(Data about app and page elements)
· · · · ·

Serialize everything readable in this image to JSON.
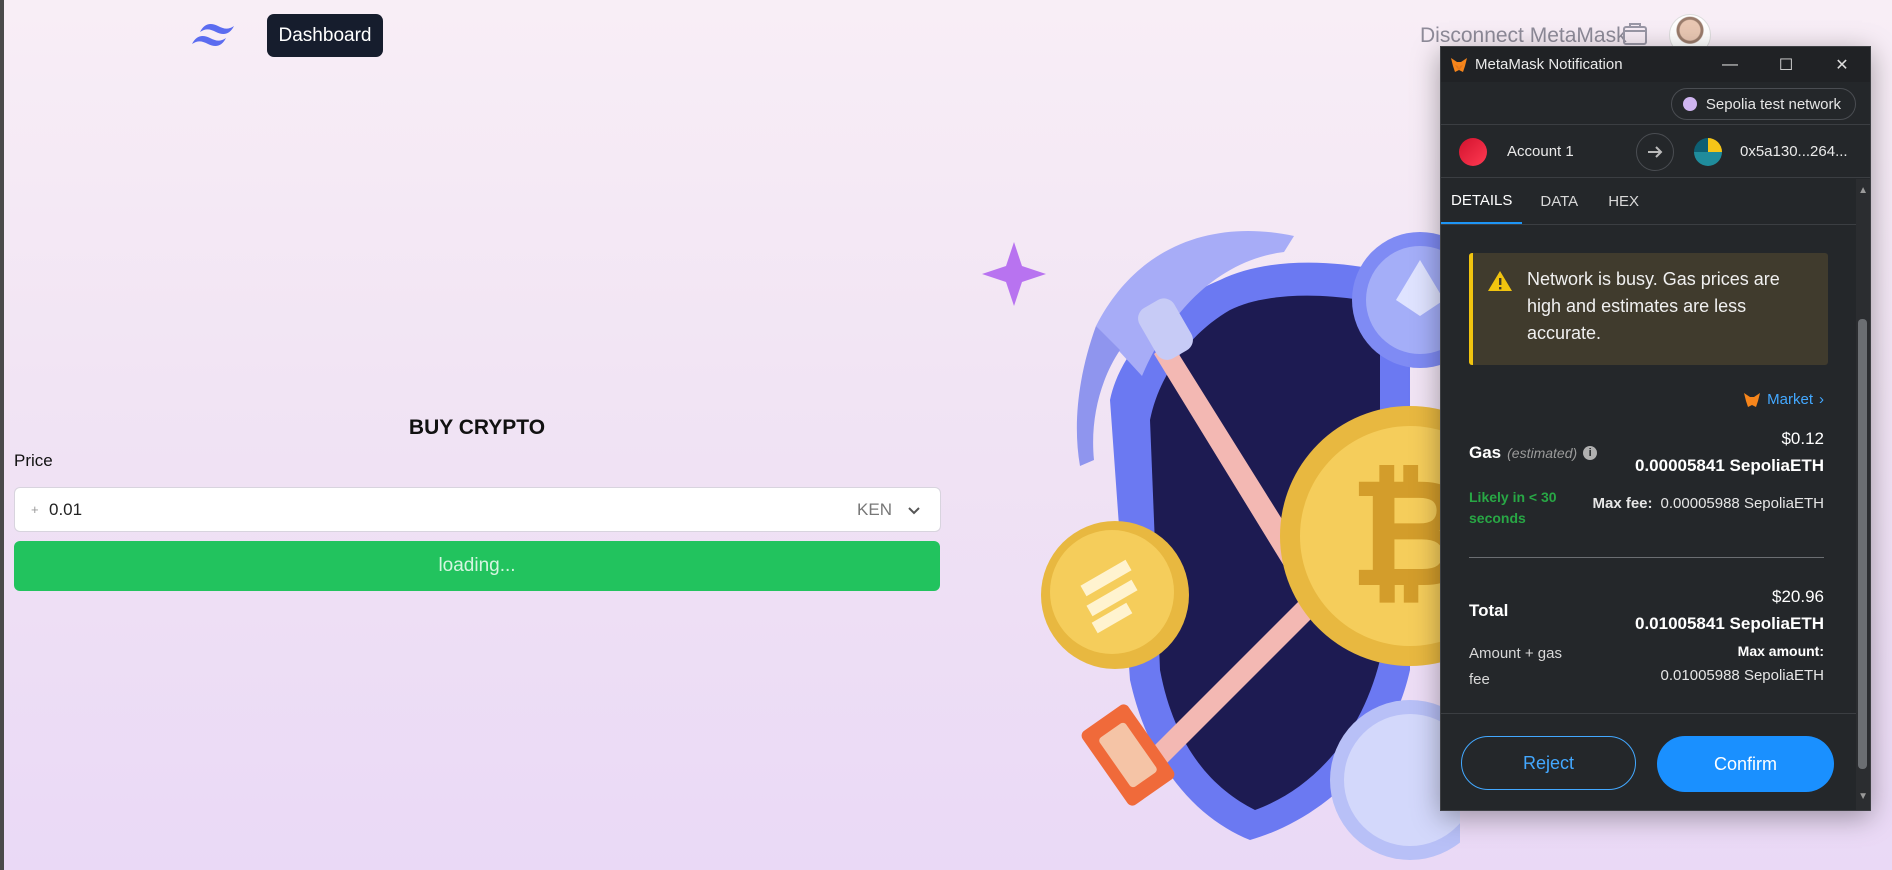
{
  "header": {
    "dashboard_label": "Dashboard",
    "disconnect_label": "Disconnect MetaMask"
  },
  "buy": {
    "title": "BUY CRYPTO",
    "price_label": "Price",
    "price_prefix": "+",
    "price_value": "0.01",
    "currency": "KEN",
    "button_label": "loading..."
  },
  "metamask": {
    "window_title": "MetaMask Notification",
    "network": "Sepolia test network",
    "from_account": "Account 1",
    "to_address": "0x5a130...264...",
    "tabs": [
      "DETAILS",
      "DATA",
      "HEX"
    ],
    "warning": "Network is busy. Gas prices are high and estimates are less accurate.",
    "market_label": "Market",
    "gas": {
      "label": "Gas",
      "estimated": "(estimated)",
      "usd": "$0.12",
      "eth": "0.00005841 SepoliaETH",
      "likely": "Likely in < 30 seconds",
      "max_fee_label": "Max fee:",
      "max_fee_value": "0.00005988 SepoliaETH"
    },
    "total": {
      "label": "Total",
      "usd": "$20.96",
      "eth": "0.01005841 SepoliaETH",
      "amount_gas_label": "Amount + gas fee",
      "max_amount_label": "Max amount:",
      "max_amount_value": "0.01005988 SepoliaETH"
    },
    "reject_label": "Reject",
    "confirm_label": "Confirm"
  },
  "colors": {
    "accent_green": "#22c35e",
    "metamask_blue": "#1a90ff",
    "warning_yellow": "#f1c40f"
  }
}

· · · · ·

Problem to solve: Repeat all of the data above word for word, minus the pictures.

Response:
Serialize everything readable in this image to JSON.
{
  "header": {
    "dashboard_label": "Dashboard",
    "disconnect_label": "Disconnect MetaMask"
  },
  "buy": {
    "title": "BUY CRYPTO",
    "price_label": "Price",
    "price_prefix": "+",
    "price_value": "0.01",
    "currency": "KEN",
    "button_label": "loading..."
  },
  "metamask": {
    "window_title": "MetaMask Notification",
    "network": "Sepolia test network",
    "from_account": "Account 1",
    "to_address": "0x5a130...264...",
    "tabs": [
      "DETAILS",
      "DATA",
      "HEX"
    ],
    "warning": "Network is busy. Gas prices are high and estimates are less accurate.",
    "market_label": "Market",
    "gas": {
      "label": "Gas",
      "estimated": "(estimated)",
      "usd": "$0.12",
      "eth": "0.00005841 SepoliaETH",
      "likely": "Likely in < 30 seconds",
      "max_fee_label": "Max fee:",
      "max_fee_value": "0.00005988 SepoliaETH"
    },
    "total": {
      "label": "Total",
      "usd": "$20.96",
      "eth": "0.01005841 SepoliaETH",
      "amount_gas_label": "Amount + gas fee",
      "max_amount_label": "Max amount:",
      "max_amount_value": "0.01005988 SepoliaETH"
    },
    "reject_label": "Reject",
    "confirm_label": "Confirm"
  },
  "colors": {
    "accent_green": "#22c35e",
    "metamask_blue": "#1a90ff",
    "warning_yellow": "#f1c40f"
  }
}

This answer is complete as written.